## Work task
When the listing has been read, print it out again in full, word for word.

## Dataset excerpts
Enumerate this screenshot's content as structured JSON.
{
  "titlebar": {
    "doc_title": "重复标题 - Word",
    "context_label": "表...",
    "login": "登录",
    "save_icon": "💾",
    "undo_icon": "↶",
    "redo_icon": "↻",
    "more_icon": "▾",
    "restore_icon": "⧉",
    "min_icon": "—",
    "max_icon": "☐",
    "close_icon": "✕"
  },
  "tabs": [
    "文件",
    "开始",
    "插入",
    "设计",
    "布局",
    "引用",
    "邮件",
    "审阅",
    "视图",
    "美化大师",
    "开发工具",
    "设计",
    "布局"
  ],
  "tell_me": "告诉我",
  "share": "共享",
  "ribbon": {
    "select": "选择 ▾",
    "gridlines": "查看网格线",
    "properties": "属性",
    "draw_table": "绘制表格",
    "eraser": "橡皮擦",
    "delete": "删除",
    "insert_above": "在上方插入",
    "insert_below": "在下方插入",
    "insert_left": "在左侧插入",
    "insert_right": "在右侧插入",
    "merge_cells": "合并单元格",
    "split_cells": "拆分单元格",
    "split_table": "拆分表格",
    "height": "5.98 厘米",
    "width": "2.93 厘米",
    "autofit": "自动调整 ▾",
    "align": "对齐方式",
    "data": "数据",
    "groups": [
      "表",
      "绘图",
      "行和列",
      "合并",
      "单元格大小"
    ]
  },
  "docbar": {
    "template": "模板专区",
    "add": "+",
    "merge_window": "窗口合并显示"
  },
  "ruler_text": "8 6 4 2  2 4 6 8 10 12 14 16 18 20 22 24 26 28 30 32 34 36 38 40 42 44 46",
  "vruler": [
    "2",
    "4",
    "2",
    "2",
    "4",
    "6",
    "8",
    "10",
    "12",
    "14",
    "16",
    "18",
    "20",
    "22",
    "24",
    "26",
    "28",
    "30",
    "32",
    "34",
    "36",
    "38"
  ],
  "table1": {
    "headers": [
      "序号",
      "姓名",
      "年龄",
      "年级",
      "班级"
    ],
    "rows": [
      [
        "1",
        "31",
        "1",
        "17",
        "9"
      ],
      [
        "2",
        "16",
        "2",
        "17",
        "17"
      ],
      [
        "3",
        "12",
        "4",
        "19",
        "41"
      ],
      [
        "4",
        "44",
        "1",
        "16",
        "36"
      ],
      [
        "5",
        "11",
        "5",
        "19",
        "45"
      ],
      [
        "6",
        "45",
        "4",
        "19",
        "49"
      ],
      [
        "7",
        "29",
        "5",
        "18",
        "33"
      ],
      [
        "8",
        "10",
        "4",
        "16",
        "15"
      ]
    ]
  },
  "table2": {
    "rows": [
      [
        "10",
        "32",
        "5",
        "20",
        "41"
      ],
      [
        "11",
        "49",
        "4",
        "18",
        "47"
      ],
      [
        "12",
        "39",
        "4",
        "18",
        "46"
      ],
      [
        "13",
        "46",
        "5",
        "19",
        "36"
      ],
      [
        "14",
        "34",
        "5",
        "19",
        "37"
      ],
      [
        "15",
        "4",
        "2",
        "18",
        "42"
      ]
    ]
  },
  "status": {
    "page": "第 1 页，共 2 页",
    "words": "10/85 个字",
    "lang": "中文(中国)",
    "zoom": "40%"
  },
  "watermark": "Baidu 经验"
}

## Answer area
Enumerate this screenshot's content as structured JSON.
{
  "titlebar": {
    "doc_title": "重复标题 - Word",
    "context_label": "表...",
    "login": "登录",
    "save_icon": "💾",
    "undo_icon": "↶",
    "redo_icon": "↻",
    "more_icon": "▾",
    "restore_icon": "⧉",
    "min_icon": "—",
    "max_icon": "☐",
    "close_icon": "✕"
  },
  "tabs": [
    "文件",
    "开始",
    "插入",
    "设计",
    "布局",
    "引用",
    "邮件",
    "审阅",
    "视图",
    "美化大师",
    "开发工具",
    "设计",
    "布局"
  ],
  "tell_me": "告诉我",
  "share": "共享",
  "ribbon": {
    "select": "选择 ▾",
    "gridlines": "查看网格线",
    "properties": "属性",
    "draw_table": "绘制表格",
    "eraser": "橡皮擦",
    "delete": "删除",
    "insert_above": "在上方插入",
    "insert_below": "在下方插入",
    "insert_left": "在左侧插入",
    "insert_right": "在右侧插入",
    "merge_cells": "合并单元格",
    "split_cells": "拆分单元格",
    "split_table": "拆分表格",
    "height": "5.98 厘米",
    "width": "2.93 厘米",
    "autofit": "自动调整 ▾",
    "align": "对齐方式",
    "data": "数据",
    "groups": [
      "表",
      "绘图",
      "行和列",
      "合并",
      "单元格大小"
    ]
  },
  "docbar": {
    "template": "模板专区",
    "add": "+",
    "merge_window": "窗口合并显示"
  },
  "ruler_text": "8 6 4 2  2 4 6 8 10 12 14 16 18 20 22 24 26 28 30 32 34 36 38 40 42 44 46",
  "vruler": [
    "2",
    "4",
    "2",
    "2",
    "4",
    "6",
    "8",
    "10",
    "12",
    "14",
    "16",
    "18",
    "20",
    "22",
    "24",
    "26",
    "28",
    "30",
    "32",
    "34",
    "36",
    "38"
  ],
  "table1": {
    "headers": [
      "序号",
      "姓名",
      "年龄",
      "年级",
      "班级"
    ],
    "rows": [
      [
        "1",
        "31",
        "1",
        "17",
        "9"
      ],
      [
        "2",
        "16",
        "2",
        "17",
        "17"
      ],
      [
        "3",
        "12",
        "4",
        "19",
        "41"
      ],
      [
        "4",
        "44",
        "1",
        "16",
        "36"
      ],
      [
        "5",
        "11",
        "5",
        "19",
        "45"
      ],
      [
        "6",
        "45",
        "4",
        "19",
        "49"
      ],
      [
        "7",
        "29",
        "5",
        "18",
        "33"
      ],
      [
        "8",
        "10",
        "4",
        "16",
        "15"
      ]
    ]
  },
  "table2": {
    "rows": [
      [
        "10",
        "32",
        "5",
        "20",
        "41"
      ],
      [
        "11",
        "49",
        "4",
        "18",
        "47"
      ],
      [
        "12",
        "39",
        "4",
        "18",
        "46"
      ],
      [
        "13",
        "46",
        "5",
        "19",
        "36"
      ],
      [
        "14",
        "34",
        "5",
        "19",
        "37"
      ],
      [
        "15",
        "4",
        "2",
        "18",
        "42"
      ]
    ]
  },
  "status": {
    "page": "第 1 页，共 2 页",
    "words": "10/85 个字",
    "lang": "中文(中国)",
    "zoom": "40%"
  },
  "watermark": "Baidu 经验"
}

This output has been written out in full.